***** Data extract
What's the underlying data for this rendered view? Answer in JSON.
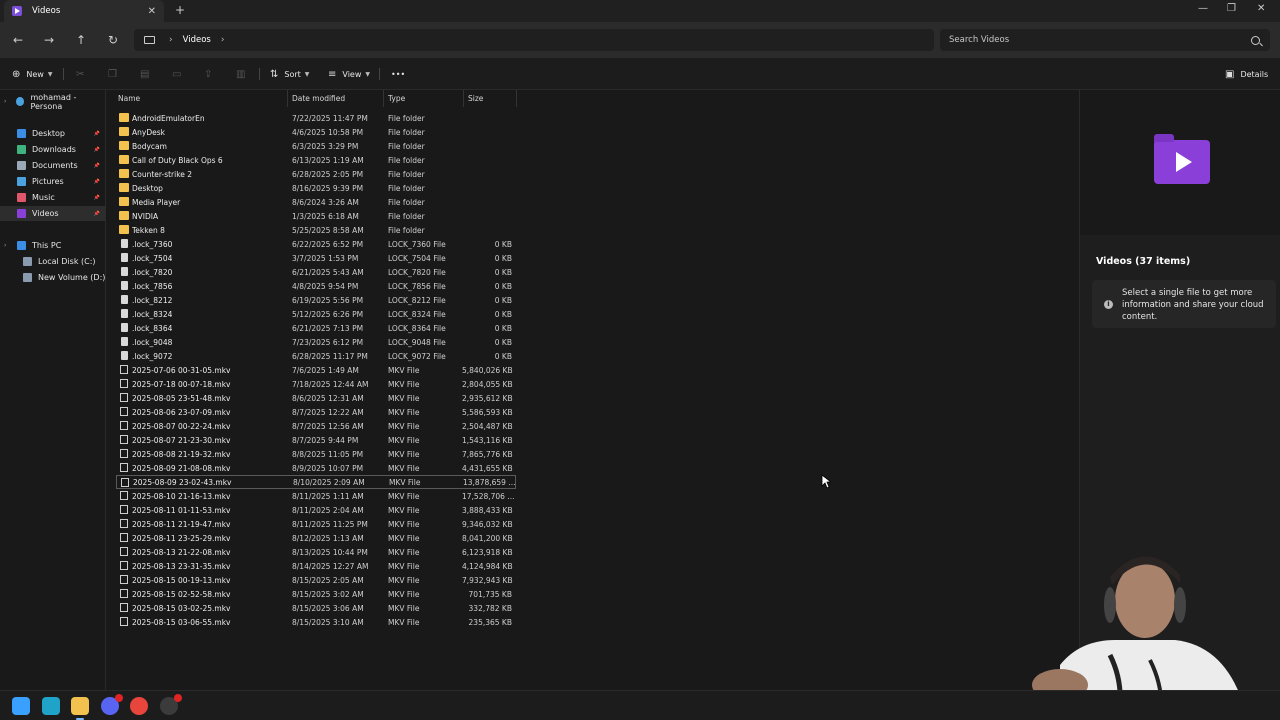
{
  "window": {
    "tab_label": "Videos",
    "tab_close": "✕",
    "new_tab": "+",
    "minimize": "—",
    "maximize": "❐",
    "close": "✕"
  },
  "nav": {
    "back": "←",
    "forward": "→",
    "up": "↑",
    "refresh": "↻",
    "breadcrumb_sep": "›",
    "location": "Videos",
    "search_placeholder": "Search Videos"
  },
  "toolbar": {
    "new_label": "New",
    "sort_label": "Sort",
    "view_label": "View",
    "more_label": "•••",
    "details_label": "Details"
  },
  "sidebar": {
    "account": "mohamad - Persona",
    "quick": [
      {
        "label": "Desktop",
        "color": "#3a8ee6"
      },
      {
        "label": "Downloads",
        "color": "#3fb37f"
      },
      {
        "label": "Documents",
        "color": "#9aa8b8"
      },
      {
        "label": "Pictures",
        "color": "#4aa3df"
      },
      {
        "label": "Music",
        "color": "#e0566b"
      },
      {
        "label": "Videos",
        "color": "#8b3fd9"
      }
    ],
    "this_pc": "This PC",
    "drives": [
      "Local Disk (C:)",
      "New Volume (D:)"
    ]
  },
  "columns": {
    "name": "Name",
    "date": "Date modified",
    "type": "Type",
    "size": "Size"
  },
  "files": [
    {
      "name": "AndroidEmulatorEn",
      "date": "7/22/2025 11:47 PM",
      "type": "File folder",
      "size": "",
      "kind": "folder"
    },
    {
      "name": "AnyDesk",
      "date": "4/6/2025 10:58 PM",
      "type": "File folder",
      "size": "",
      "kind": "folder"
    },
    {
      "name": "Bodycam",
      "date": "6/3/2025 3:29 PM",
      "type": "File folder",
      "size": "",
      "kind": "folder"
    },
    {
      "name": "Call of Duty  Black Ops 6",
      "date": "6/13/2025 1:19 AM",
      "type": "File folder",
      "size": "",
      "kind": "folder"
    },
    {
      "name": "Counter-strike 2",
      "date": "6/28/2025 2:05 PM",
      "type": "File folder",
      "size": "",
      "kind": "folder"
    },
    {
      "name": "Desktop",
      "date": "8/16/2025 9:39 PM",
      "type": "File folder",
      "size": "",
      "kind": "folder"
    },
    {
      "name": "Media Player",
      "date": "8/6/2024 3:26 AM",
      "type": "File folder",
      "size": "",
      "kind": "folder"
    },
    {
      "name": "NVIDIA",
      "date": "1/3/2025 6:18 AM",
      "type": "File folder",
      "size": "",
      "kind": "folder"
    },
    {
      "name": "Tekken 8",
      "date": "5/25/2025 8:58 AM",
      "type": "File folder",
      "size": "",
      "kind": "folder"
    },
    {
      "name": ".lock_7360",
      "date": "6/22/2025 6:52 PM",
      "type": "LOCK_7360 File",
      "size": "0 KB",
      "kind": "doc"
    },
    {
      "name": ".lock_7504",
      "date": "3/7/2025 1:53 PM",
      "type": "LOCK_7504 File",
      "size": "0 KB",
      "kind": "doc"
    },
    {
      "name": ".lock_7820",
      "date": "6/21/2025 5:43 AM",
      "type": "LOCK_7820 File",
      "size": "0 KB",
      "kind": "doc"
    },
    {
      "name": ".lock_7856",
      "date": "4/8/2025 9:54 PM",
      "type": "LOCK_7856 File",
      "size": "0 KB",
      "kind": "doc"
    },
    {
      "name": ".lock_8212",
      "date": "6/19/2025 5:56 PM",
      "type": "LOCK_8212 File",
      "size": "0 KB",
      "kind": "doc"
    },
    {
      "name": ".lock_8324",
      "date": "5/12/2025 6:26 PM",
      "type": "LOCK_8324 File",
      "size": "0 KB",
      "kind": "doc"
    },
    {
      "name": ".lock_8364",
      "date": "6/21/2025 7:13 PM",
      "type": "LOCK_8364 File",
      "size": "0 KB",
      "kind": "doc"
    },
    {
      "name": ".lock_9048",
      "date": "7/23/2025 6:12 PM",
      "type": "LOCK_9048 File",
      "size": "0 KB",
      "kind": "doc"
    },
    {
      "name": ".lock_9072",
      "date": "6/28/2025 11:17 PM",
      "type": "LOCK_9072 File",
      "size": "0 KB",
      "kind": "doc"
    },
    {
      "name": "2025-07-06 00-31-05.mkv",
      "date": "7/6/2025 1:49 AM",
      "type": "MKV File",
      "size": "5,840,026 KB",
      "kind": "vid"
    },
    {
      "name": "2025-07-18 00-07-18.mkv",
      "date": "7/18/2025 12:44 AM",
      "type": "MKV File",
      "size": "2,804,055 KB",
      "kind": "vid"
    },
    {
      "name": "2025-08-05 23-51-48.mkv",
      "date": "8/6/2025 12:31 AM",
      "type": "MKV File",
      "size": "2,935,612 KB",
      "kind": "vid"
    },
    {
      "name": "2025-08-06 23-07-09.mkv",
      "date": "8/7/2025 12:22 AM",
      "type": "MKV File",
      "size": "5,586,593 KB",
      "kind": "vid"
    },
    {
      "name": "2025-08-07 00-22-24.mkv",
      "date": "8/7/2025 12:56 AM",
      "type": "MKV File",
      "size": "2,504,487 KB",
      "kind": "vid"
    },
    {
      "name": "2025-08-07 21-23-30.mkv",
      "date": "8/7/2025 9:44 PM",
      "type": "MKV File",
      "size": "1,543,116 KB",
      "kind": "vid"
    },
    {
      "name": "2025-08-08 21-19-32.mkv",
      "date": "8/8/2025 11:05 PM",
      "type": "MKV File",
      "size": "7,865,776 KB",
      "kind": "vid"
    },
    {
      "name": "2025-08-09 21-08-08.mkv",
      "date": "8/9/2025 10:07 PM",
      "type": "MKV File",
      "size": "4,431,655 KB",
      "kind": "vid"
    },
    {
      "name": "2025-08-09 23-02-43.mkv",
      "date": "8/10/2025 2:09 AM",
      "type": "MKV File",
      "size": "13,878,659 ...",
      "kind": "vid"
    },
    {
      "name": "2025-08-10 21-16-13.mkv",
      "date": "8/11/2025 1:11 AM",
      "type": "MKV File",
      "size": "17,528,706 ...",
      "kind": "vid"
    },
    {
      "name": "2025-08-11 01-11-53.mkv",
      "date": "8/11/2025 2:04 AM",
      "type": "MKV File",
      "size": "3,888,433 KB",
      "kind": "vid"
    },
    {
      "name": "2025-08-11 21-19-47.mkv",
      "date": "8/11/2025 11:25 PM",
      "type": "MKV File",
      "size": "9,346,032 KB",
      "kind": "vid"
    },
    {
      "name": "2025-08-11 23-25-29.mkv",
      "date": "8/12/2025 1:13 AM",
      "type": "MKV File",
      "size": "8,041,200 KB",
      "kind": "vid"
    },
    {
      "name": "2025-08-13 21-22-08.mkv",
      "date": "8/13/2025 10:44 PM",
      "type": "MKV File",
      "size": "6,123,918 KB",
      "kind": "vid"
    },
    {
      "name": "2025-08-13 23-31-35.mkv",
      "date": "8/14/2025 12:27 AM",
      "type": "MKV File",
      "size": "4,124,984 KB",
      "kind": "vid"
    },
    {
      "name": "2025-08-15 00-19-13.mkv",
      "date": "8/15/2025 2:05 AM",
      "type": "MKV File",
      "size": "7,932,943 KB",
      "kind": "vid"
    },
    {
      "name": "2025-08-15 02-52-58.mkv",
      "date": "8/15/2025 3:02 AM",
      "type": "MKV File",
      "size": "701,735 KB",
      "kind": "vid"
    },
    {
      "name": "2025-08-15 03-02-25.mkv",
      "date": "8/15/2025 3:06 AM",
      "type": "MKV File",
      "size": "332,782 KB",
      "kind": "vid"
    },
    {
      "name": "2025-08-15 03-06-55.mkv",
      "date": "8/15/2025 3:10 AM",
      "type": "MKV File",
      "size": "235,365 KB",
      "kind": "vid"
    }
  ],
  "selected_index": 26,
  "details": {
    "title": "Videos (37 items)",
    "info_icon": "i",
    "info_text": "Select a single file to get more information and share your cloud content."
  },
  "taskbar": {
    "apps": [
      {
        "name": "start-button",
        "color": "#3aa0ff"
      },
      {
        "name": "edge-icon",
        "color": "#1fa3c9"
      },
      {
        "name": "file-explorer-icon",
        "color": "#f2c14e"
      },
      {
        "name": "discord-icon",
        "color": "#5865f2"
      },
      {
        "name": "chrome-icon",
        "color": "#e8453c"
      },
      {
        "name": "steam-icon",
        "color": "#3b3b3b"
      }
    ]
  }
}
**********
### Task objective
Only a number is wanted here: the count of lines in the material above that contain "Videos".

### Task response
5